Properly Maintaining Your Cricket Pitch: A Step-By-Step Guide
To the casual observer, cricket is magically played on an idyllic green landscape, with the gentle thwack of leather on willow accompanied by ripples of warm applause and the clink of china teacups. The reality is somewhat different!
Producing the ideal cricket pitch is a mixture of science, engineering, and hard graft. Whilst the level of resources available may vary from club to club, the aim remains the same; to produce cricket pitches throughout the season that are fair for bowler and batter alike. Here is our step-by-step guide on what needs to be done to make the magic happen.
Preparation ten days to one week before the match
1. Select the pitch to be used
Where there is a choice, avoid playing consecutive matches on adjacent pitches. This gives the pitch surface longer to recover, especially the areas worst affected by the bowler’s spike marks and scuffs. Whilst pitch plans are often drawn up at the start of a season, local factors and issues may require this to be revised.
2. Mow the selected pitch
This should ideally be carried out with the minimum of an 8 bladed cylinder mower. The mow height should be around 5-6mm (slightly lower than the rest of the square). This is best done in stripes, with two passes up and down the pitch, before moving to the next stripe. For pitches with longer grass, a second pass may be required, but avoid lowering the mow height.
3. Scarify between the popping creases
Either using a brush-rake machine or the more traditional hand-rake and brush method, lightly scarify the area between the popping creases to reduce the density of the grass and allow the surface soil to be clearly seen between individual blades of grass. Take care not to disturb the soil itself.
4. Repair any indentations
In a similar manner to repairing pitch marks on a golf green, small indentations in the pitch are best dealt with by levering up the depression, rather than trying to fill it from above. This is particularly important around the ‘length’ where there may be more ball impact activity during the game.
5. Water the pitch
Watering is vital to protect the grass root structure and ensure the correct firmness of the pitch. The aim of watering is to allow soil down to a depth of 80-100cm to access the moisture. Rain is the ideal solution, with irrigation being used as required. Captured rainwater is better than using tap water, if possible.
6. Rolling the pitch
As soon as surface water has disappeared, a light roller should be used for the initial roll. As the pitch continues to dry, heavier rollers can be used to help remove moisture and improve the surface. Roll frequently whilst moisture remains and always use a good quality roller! In periods of very dry weather, it may be necessary to flash the pitch with water, before rolling. Rolling is the key to preparing a flat and fair cricket pitch.
Preparation two to four days before the match
Mowing should be carried out at least every other day, depending on the grass condition. Continue to lightly scarify and brush the surface. As match day approaches, the mow height can be lowered, with care being taken not to scalp the pitch surface. The typical cutting height for safety is usually 3-5mm. Continue to roll the pitch, lightly watering if required.
Preparation on match day

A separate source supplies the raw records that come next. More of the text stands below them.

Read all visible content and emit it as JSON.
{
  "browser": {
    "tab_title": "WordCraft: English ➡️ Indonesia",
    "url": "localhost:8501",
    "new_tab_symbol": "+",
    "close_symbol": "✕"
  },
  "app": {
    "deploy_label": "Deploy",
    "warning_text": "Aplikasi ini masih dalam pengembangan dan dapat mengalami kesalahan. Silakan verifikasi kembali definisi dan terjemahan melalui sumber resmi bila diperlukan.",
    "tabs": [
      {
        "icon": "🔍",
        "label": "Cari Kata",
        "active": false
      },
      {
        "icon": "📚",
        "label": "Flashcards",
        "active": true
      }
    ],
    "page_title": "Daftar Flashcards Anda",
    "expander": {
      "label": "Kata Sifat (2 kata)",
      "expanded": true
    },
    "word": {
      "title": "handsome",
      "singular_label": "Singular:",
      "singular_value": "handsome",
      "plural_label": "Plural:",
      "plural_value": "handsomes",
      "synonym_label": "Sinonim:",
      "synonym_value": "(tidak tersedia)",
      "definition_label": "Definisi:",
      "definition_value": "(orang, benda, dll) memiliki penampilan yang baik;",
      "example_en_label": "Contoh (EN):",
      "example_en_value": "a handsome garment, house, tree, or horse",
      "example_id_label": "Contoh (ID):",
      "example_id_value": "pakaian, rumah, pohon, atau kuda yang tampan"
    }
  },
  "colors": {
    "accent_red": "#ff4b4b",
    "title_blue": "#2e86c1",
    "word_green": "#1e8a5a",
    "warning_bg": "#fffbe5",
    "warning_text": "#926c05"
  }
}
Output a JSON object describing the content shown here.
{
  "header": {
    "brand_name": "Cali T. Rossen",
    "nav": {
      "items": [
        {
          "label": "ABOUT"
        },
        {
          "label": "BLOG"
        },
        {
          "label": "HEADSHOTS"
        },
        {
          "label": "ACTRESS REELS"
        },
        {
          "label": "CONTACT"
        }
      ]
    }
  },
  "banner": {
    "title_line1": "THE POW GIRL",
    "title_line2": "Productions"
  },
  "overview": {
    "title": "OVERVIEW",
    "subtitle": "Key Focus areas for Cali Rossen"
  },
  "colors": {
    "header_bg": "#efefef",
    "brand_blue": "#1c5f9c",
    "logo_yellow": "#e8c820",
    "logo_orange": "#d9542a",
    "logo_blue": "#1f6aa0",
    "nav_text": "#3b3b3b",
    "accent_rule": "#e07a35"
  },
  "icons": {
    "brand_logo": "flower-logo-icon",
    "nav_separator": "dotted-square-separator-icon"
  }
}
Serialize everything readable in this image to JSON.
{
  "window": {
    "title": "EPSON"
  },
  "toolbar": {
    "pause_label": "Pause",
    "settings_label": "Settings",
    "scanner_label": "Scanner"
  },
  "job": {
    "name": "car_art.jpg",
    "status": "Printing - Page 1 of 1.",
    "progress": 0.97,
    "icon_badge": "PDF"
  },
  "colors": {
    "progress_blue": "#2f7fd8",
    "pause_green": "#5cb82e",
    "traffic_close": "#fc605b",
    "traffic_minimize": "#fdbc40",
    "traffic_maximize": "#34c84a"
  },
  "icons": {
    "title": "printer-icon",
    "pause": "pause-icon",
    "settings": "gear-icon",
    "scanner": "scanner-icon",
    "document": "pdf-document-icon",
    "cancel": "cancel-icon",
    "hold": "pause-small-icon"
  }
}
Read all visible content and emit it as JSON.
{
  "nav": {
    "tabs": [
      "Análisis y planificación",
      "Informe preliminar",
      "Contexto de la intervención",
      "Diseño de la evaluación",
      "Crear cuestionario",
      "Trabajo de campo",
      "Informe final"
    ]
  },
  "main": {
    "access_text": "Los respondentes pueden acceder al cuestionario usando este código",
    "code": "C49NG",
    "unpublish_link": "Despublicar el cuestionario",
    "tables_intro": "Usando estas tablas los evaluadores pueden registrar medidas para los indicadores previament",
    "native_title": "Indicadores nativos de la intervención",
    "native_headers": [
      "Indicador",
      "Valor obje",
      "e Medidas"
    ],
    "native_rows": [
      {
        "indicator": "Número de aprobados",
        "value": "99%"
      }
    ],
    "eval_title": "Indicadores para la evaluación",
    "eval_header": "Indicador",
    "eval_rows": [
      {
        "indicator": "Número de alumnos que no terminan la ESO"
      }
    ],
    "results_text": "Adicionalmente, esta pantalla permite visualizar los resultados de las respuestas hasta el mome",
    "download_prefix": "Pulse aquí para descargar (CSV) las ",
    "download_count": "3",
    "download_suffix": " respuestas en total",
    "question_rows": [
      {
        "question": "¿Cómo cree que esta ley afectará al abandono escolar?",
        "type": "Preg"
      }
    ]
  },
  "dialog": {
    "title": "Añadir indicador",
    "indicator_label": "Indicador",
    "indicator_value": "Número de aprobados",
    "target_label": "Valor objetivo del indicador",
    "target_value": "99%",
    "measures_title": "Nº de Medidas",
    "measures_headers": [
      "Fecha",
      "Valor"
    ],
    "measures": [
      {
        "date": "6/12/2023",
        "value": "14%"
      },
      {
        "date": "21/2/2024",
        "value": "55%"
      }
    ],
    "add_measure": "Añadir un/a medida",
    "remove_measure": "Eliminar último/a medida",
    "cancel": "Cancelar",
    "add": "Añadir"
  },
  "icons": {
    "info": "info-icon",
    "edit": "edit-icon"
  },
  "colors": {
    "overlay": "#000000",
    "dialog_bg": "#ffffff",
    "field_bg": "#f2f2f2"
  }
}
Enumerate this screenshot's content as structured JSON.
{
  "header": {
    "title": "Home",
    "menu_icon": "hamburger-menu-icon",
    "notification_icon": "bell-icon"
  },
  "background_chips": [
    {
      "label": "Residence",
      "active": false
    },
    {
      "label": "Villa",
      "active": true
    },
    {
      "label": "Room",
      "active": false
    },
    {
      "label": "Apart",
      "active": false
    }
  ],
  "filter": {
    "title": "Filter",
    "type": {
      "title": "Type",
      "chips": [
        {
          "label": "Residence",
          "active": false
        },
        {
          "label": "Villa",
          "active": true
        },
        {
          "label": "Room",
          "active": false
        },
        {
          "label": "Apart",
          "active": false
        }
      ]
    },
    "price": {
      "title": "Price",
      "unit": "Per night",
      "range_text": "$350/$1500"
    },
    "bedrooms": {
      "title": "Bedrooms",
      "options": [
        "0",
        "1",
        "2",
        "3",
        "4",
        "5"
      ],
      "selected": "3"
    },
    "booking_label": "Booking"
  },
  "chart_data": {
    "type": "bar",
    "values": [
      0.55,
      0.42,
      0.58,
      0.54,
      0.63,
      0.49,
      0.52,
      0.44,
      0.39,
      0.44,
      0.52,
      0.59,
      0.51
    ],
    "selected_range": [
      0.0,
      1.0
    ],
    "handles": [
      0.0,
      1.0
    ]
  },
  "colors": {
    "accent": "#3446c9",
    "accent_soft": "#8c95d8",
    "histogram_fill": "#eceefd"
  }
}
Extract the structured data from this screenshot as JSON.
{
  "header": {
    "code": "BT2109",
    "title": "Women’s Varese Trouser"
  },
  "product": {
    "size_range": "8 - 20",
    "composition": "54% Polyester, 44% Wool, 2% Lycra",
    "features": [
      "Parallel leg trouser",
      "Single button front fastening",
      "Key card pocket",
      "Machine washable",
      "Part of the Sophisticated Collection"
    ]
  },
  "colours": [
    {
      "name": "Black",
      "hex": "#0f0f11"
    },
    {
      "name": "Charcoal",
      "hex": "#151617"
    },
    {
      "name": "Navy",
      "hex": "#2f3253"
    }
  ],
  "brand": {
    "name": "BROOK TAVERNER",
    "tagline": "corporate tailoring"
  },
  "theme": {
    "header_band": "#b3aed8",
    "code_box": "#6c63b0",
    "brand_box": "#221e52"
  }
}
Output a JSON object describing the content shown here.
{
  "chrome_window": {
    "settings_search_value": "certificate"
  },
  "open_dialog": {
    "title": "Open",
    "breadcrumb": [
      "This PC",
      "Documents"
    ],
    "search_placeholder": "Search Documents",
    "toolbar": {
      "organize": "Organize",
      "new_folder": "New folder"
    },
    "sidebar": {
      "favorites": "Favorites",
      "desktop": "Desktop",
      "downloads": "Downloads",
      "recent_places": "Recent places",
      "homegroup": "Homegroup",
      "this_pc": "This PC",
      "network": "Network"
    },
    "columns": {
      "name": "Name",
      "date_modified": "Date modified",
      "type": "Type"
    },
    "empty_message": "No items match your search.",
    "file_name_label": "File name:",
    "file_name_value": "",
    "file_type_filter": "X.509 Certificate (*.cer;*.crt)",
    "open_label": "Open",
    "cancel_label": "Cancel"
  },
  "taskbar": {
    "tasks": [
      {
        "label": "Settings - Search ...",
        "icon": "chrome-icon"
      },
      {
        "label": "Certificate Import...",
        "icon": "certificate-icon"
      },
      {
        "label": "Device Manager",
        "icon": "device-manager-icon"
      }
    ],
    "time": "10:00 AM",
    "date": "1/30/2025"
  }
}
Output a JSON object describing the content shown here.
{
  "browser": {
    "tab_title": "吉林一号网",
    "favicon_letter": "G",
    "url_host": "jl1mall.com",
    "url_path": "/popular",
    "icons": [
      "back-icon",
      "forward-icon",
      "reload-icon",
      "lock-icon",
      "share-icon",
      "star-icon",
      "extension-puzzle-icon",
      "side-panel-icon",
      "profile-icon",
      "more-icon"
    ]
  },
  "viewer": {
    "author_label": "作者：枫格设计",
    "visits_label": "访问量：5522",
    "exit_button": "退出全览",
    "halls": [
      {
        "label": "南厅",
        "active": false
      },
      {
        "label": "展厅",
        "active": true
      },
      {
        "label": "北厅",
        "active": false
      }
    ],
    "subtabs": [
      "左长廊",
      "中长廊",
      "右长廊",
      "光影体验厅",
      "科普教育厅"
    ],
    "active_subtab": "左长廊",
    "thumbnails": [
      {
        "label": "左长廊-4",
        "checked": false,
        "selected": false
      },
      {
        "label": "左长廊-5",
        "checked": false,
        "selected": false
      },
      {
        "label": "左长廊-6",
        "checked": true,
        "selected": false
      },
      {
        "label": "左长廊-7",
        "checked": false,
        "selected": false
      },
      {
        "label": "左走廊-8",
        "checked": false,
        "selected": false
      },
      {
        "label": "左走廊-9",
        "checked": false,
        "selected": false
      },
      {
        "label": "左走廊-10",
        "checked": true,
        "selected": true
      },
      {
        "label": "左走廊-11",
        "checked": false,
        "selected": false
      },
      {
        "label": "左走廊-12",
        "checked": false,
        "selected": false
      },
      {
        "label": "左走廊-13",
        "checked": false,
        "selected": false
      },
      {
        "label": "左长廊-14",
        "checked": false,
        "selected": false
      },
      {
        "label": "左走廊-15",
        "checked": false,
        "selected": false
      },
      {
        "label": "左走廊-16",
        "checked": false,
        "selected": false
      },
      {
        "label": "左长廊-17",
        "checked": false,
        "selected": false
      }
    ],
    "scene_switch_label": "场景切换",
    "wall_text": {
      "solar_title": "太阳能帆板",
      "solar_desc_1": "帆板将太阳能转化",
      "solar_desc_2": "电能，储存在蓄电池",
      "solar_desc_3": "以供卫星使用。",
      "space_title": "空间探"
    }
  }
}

There is always a lot to do on match day and an early start is usually required! The day starts with the final brush, mow, and roll. The pitch should not be excessively green and should be completely dry (UK weather conditions may require the judicial use of covers to make this possible.) Mark out the creases neatly, using a suitable marking compound. Lines should be between 12mm and 25mm in width. Always use a marking frame. Depending on the duration of the match, parts of this process may need to be repeated, within the framework of the laws of cricket.
Post-match pitch recovery
The pitch will become significantly stressed during both the period of the match and from the rolling and mowing beforehand. Carefully aerating the pitch will help the root structure recover from both. Repair footmarks using a fork, lifting the surface if possible. Deeper marks may need to be filled. A light dressing of fertiliser can then be applied.
For bare areas of soil, overseeding may be needed. Pre-germinated seeds (chitting) should be used to increase the speed and effectiveness of root establishment. This can be easily achieved by mixing the seeds with damp soil prior to use. Make sure you mix the seeds and sand every day, to ensure root separation. The mixture can then be spread or pressed into the surface, as required.
With hard work, the right tools, and lots of love and care, your pitches will provide you with a full season of cricket. We may be biased, but a great roller is the foundation of making this happen. Since the 1920s, when the Auto-Roller was first designed, our range of rollers has been continuously developed, retaining all the features that have made the Auto-Roller so successful around the world. This continuous improvement is relied upon to keep the finest cricket wickets in world-class condition.
We hope this guide has been of use. If there is anything that we can do to help, please do not hesitate to contact us. Good luck and we hope you have a great season!